The dark does not destroy the light; it defines it. It’s our fear of the dark that casts our joy into the shadows.
~ Brene Brown
There are two major ways of defining “Tone” in photography.
Pity is they seem to get mixed up by under or over use.
Tone 1. The scientific measurement of the range of dark to light values in a photograph. Formally known as the Characteristic Curve.
The bane of photostudents in the days of filum, as it required astounding numbers of tests, peering through densitometers and calculations from log tables. Never a topic that people qued up to be the first in the door.
Tone 2. The pictorial use of dark through light to help establish mood and emotion. Light areas attract the eye, darker areas hold mystery.
Ms Brown, was no photographer, but out of her writings its possible to distill some fine photo-enhancing thoughts.
One of my fav photoshoppie, tool is the Circular Grad Tool. As best I can recall it didn’t make a Photoshop appearance until Photoshop 5 in 1998.

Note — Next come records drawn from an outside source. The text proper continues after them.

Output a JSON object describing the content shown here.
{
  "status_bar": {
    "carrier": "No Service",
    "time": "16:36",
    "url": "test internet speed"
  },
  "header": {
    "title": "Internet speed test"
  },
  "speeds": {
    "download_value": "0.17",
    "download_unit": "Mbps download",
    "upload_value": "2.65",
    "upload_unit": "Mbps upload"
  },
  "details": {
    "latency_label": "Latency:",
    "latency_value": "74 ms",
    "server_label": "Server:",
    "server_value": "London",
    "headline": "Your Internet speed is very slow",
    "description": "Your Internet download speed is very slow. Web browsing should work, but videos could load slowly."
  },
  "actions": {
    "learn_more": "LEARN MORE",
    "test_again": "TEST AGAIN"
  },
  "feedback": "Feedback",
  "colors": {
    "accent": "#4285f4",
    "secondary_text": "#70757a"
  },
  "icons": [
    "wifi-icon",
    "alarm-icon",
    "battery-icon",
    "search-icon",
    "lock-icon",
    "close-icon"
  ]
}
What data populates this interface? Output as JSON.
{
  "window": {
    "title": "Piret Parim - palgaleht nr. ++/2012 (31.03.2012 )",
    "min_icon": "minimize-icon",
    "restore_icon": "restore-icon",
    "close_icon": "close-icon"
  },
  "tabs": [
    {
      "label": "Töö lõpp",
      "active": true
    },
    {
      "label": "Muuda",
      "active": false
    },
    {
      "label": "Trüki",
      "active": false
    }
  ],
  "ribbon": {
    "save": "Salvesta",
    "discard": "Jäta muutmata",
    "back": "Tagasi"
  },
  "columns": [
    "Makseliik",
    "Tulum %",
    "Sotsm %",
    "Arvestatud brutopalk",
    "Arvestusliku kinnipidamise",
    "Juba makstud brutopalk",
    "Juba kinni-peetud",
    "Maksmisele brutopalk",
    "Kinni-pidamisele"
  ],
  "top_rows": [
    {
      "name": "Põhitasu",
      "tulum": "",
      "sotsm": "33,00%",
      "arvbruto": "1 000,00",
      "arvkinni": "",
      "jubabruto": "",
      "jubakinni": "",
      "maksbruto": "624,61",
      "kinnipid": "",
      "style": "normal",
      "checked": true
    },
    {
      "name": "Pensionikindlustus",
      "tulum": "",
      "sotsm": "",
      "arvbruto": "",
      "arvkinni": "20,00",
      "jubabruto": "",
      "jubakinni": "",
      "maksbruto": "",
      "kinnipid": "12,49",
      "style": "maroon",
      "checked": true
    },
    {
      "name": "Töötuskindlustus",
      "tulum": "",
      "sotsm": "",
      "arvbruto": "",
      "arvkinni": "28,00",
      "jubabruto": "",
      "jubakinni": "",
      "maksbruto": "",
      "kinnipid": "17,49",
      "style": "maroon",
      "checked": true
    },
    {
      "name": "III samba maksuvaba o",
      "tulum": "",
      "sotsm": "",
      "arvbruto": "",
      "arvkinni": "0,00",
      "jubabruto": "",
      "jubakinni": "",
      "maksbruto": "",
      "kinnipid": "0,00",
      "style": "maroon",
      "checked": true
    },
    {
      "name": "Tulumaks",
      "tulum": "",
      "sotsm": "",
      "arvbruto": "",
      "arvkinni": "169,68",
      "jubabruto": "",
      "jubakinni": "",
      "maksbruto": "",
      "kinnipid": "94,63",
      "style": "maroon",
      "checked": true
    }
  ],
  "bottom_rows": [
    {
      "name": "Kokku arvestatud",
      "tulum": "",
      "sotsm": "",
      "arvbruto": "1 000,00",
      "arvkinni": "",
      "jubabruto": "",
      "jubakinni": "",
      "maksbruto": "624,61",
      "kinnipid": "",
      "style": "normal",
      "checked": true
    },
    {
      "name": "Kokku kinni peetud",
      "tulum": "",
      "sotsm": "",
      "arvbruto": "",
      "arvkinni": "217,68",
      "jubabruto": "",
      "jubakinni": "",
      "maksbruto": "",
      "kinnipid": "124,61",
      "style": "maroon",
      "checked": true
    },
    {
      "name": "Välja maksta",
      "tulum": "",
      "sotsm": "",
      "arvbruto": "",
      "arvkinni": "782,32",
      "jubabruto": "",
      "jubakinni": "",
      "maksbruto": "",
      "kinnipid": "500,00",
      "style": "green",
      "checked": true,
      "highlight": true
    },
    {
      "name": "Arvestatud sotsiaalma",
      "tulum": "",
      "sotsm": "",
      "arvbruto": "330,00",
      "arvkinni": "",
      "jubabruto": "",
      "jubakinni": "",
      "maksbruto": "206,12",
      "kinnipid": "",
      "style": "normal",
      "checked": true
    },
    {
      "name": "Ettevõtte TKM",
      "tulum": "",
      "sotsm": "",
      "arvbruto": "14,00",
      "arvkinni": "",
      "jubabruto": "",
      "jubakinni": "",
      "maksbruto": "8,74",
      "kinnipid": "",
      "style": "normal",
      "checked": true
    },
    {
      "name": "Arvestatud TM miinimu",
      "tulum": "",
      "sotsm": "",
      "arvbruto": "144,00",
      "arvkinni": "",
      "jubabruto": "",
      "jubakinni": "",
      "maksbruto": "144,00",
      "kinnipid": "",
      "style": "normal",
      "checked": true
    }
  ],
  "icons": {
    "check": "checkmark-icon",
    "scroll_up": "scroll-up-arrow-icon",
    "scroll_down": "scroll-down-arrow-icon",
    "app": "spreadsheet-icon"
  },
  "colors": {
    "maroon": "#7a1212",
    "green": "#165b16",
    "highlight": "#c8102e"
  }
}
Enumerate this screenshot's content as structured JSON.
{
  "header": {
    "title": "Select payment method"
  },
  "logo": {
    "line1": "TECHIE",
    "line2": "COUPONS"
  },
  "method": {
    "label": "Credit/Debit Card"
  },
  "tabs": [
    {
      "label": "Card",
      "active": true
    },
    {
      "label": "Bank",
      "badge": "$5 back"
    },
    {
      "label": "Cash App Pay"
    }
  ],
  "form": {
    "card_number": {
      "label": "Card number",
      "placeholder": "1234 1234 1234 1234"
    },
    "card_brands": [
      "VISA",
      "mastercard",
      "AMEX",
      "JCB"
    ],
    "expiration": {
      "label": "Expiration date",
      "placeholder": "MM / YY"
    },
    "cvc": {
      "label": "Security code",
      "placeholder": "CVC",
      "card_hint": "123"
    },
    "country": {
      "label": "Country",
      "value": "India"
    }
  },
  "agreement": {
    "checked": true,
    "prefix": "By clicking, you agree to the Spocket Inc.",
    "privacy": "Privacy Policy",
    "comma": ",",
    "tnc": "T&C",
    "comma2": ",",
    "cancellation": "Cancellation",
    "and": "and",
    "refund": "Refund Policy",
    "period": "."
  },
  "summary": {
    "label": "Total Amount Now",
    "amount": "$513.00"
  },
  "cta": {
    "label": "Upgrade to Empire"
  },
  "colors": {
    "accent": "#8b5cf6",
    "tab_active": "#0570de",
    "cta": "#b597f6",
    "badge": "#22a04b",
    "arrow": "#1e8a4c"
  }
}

Highlight my subject. Lighten for emphasis, Darken for mystery. Use two, one for the subject and one for the backdrop and the eye of the viewer is both drawn and surrounded by the environment without losing the subject. At least that’s the theory.
Funny how, even having taught the use of the tool, there is always just one more trick up its sleeve.
I was browsing the awesome book, THE DIGITAL NEGATIVE by the equally awesome Jeff Schewe, (my copy is dog-eared and bursting with postalnotes.) and noticed a technique of resizing each individual side of the Grad Tool when it’s been drawn. Oh, dear, how come I didn’t know that already. Big grins.
As a lot of my current softer feel technique is based around the use of the tool, I was somewhat taken back that I hadn’t noticed this small technique.
For the interested, draw the grad as normal, hold down the Alt key and each of the ‘handles’ is independently moveable to match the need of the subject.
I’d chosen this image sometime ago to match the good Ms Brown’s quote, so decided that it fitted well with the tonal series. Bring out the best of the red and orange in her dress and keep the green behind muted and job is done.